Remember that much of the primary research you conduct will require close collaboration with the affected communities in order to know how the emergency is affecting them and their behaviors. Involving the communities from the early stages of your communication response can also increase their engagement and support for your activities. Beware of “survey fatigue,” or “participation fatigue,” where affected communities are repeatedly surveyed by multiple organizations who come to deliver response activities. As communities see more and more actors approaching them but no concrete changes, they can become frustrated, disillusioned, disengaged and even resistant.

What’s more, having been asked the same questions multiple times, interviewees might repeat answers they believe are “correct.” One way to avoid this issue is to ensure coordination of studies with the government and other organizations.
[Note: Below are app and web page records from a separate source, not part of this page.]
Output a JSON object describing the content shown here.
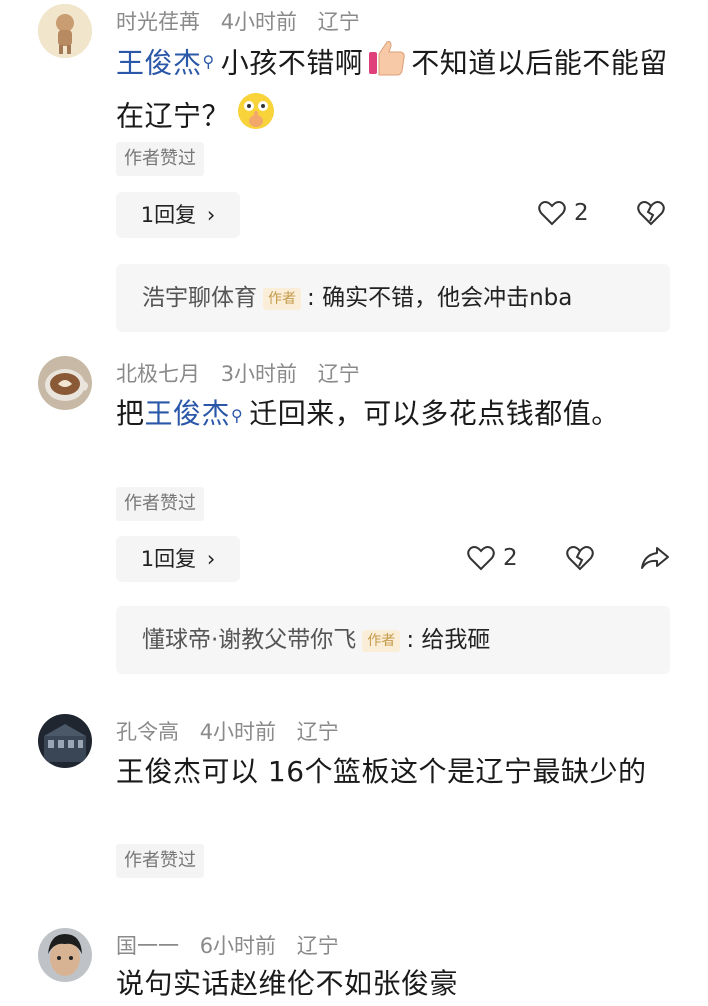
{
  "comments": [
    {
      "user": "时光荏苒",
      "time": "4小时前",
      "location": "辽宁",
      "mention": "王俊杰",
      "text_a": "小孩不错啊",
      "text_b": "不知道以后能不能留在辽宁？",
      "emoji_a": "thumbs-up-emoji",
      "emoji_b": "shush-face-emoji",
      "author_liked": "作者赞过",
      "reply_label": "1回复",
      "likes": "2",
      "reply": {
        "name": "浩宇聊体育",
        "badge": "作者",
        "text": "确实不错，他会冲击nba"
      }
    },
    {
      "user": "北极七月",
      "time": "3小时前",
      "location": "辽宁",
      "prefix": "把",
      "mention": "王俊杰",
      "text": "迁回来，可以多花点钱都值。",
      "author_liked": "作者赞过",
      "reply_label": "1回复",
      "likes": "2",
      "reply": {
        "name": "懂球帝·谢教父带你飞",
        "badge": "作者",
        "text": "给我砸"
      }
    },
    {
      "user": "孔令高",
      "time": "4小时前",
      "location": "辽宁",
      "text": "王俊杰可以 16个篮板这个是辽宁最缺少的",
      "author_liked": "作者赞过"
    },
    {
      "user": "国一一",
      "time": "6小时前",
      "location": "辽宁",
      "text": "说句实话赵维伦不如张俊豪"
    }
  ],
  "reply_chevron": "›",
  "colors": {
    "mention": "#2a57a8",
    "meta": "#8a8a8a",
    "author_badge_bg": "#fbeed8",
    "author_badge_text": "#c49a4a"
  }
}
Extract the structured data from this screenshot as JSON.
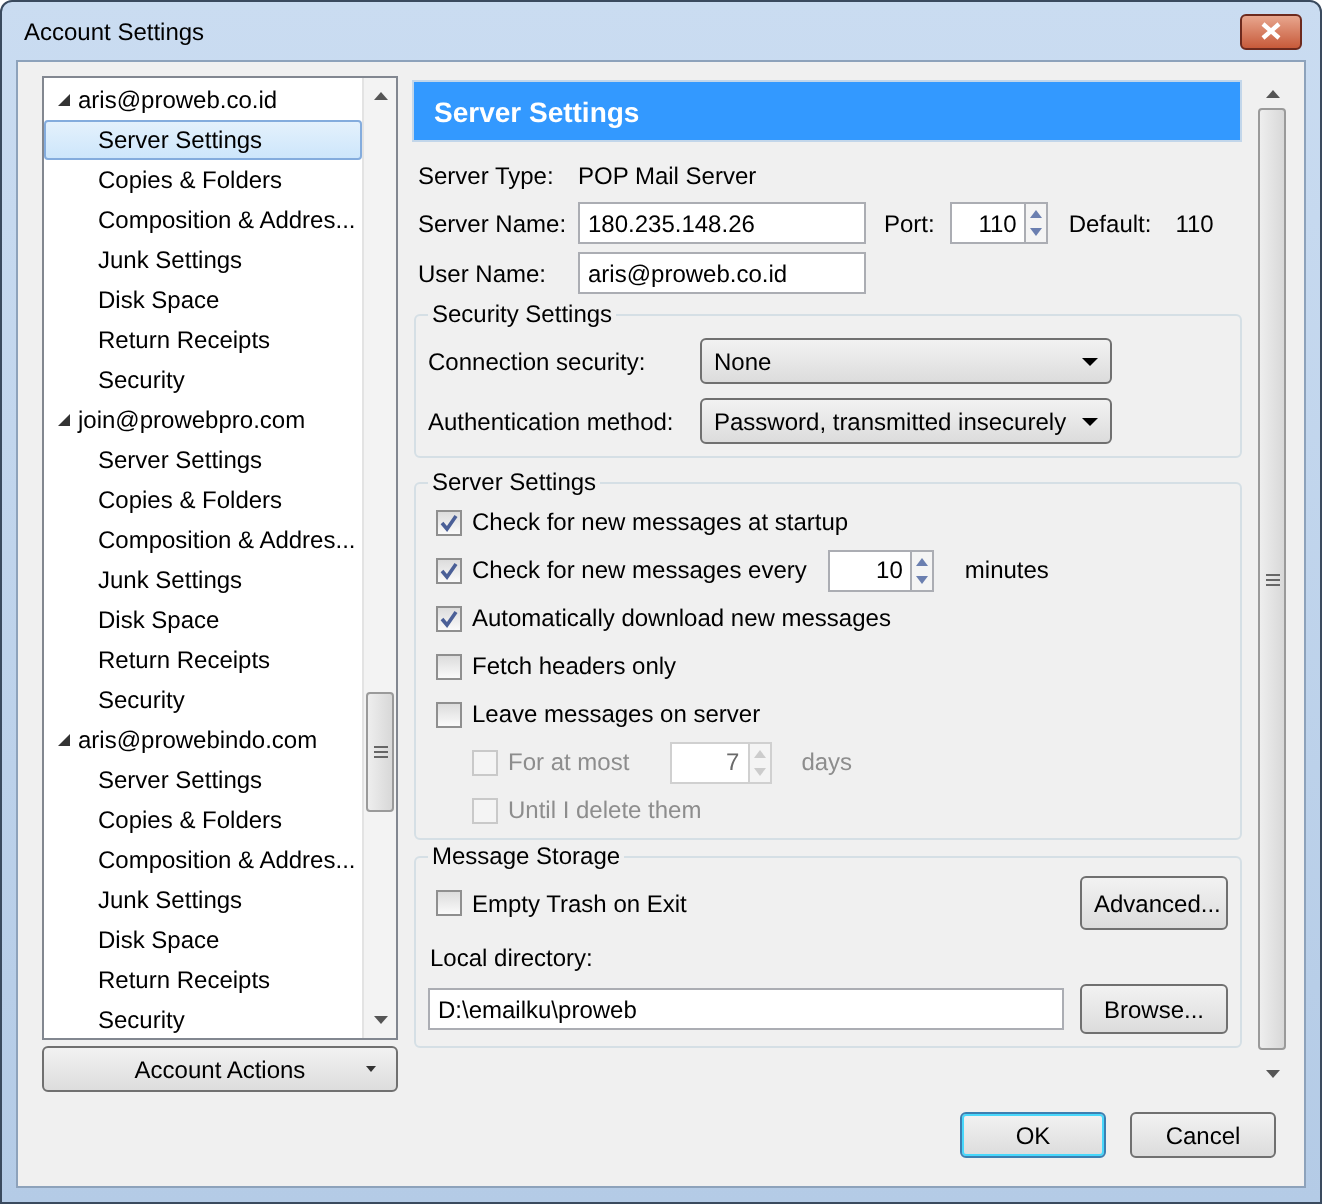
{
  "window": {
    "title": "Account Settings"
  },
  "accounts": [
    {
      "email": "aris@proweb.co.id",
      "expanded": true,
      "children": [
        {
          "label": "Server Settings",
          "selected": true
        },
        {
          "label": "Copies & Folders",
          "selected": false
        },
        {
          "label": "Composition & Addres...",
          "selected": false
        },
        {
          "label": "Junk Settings",
          "selected": false
        },
        {
          "label": "Disk Space",
          "selected": false
        },
        {
          "label": "Return Receipts",
          "selected": false
        },
        {
          "label": "Security",
          "selected": false
        }
      ]
    },
    {
      "email": "join@prowebpro.com",
      "expanded": true,
      "children": [
        {
          "label": "Server Settings",
          "selected": false
        },
        {
          "label": "Copies & Folders",
          "selected": false
        },
        {
          "label": "Composition & Addres...",
          "selected": false
        },
        {
          "label": "Junk Settings",
          "selected": false
        },
        {
          "label": "Disk Space",
          "selected": false
        },
        {
          "label": "Return Receipts",
          "selected": false
        },
        {
          "label": "Security",
          "selected": false
        }
      ]
    },
    {
      "email": "aris@prowebindo.com",
      "expanded": true,
      "children": [
        {
          "label": "Server Settings",
          "selected": false
        },
        {
          "label": "Copies & Folders",
          "selected": false
        },
        {
          "label": "Composition & Addres...",
          "selected": false
        },
        {
          "label": "Junk Settings",
          "selected": false
        },
        {
          "label": "Disk Space",
          "selected": false
        },
        {
          "label": "Return Receipts",
          "selected": false
        },
        {
          "label": "Security",
          "selected": false
        }
      ]
    }
  ],
  "account_actions_button": "Account Actions",
  "panel": {
    "title": "Server Settings",
    "server_type": {
      "label": "Server Type:",
      "value": "POP Mail Server"
    },
    "server_name": {
      "label": "Server Name:",
      "value": "180.235.148.26"
    },
    "port": {
      "label": "Port:",
      "value": "110"
    },
    "default_port": {
      "label": "Default:",
      "value": "110"
    },
    "user_name": {
      "label": "User Name:",
      "value": "aris@proweb.co.id"
    },
    "security_settings": {
      "legend": "Security Settings",
      "rows": [
        {
          "label": "Connection security:",
          "value": "None"
        },
        {
          "label": "Authentication method:",
          "value": "Password, transmitted insecurely"
        }
      ]
    },
    "server_settings": {
      "legend": "Server Settings",
      "options": [
        {
          "kind": "checkbox",
          "label": "Check for new messages at startup",
          "checked": true,
          "disabled": false
        },
        {
          "kind": "checkbox_number",
          "label": "Check for new messages every",
          "checked": true,
          "disabled": false,
          "value": "10",
          "unit": "minutes"
        },
        {
          "kind": "checkbox",
          "label": "Automatically download new messages",
          "checked": true,
          "disabled": false
        },
        {
          "kind": "checkbox",
          "label": "Fetch headers only",
          "checked": false,
          "disabled": false
        },
        {
          "kind": "checkbox",
          "label": "Leave messages on server",
          "checked": false,
          "disabled": false,
          "children": [
            {
              "kind": "checkbox_number",
              "label": "For at most",
              "checked": false,
              "disabled": true,
              "value": "7",
              "unit": "days"
            },
            {
              "kind": "checkbox",
              "label": "Until I delete them",
              "checked": false,
              "disabled": true
            }
          ]
        }
      ]
    },
    "message_storage": {
      "legend": "Message Storage",
      "empty_trash": {
        "label": "Empty Trash on Exit",
        "checked": false
      },
      "advanced_button": "Advanced...",
      "local_directory_label": "Local directory:",
      "local_directory": "D:\\emailku\\proweb",
      "browse_button": "Browse..."
    }
  },
  "buttons": [
    {
      "label": "OK",
      "default": true
    },
    {
      "label": "Cancel",
      "default": false
    }
  ]
}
The tips in the box below should help you address some of the common challenges associated with carrying out primary research in an emergency.

Tips for Conducting Primary Research

Be mindful of ethical considerations, including in-country requirements. IRB approval is required in most countries to carry out research; although some review boards have special procedures for emergency situations, obtaining ethical approval can take a long time and may not be possible during an outbreak. You must ensure that you respect ethical requirements for whatever primary research you plan to conduct. Discuss these with the IRB in the country and other relevant institutions (such as universities and research institutes).

Look for partners who may have strong research expertise and can support the primary research that needs to be conducted.

Involve the community and its members in the research process. They can contribute to developing the approach and the questions, recruiting participants and conducting the research.

Train data collectors and enumerators in the research methodology and ethical considerations (e.g., confidentiality and informed consent).

Ensure confidentiality and put systems in place that protect the confidentiality of any data collected.

Obtain informed consent, ensuring that participants know exactly the purpose of the research, how the information will be used, and that they may opt out of the process at any stage with no consequences.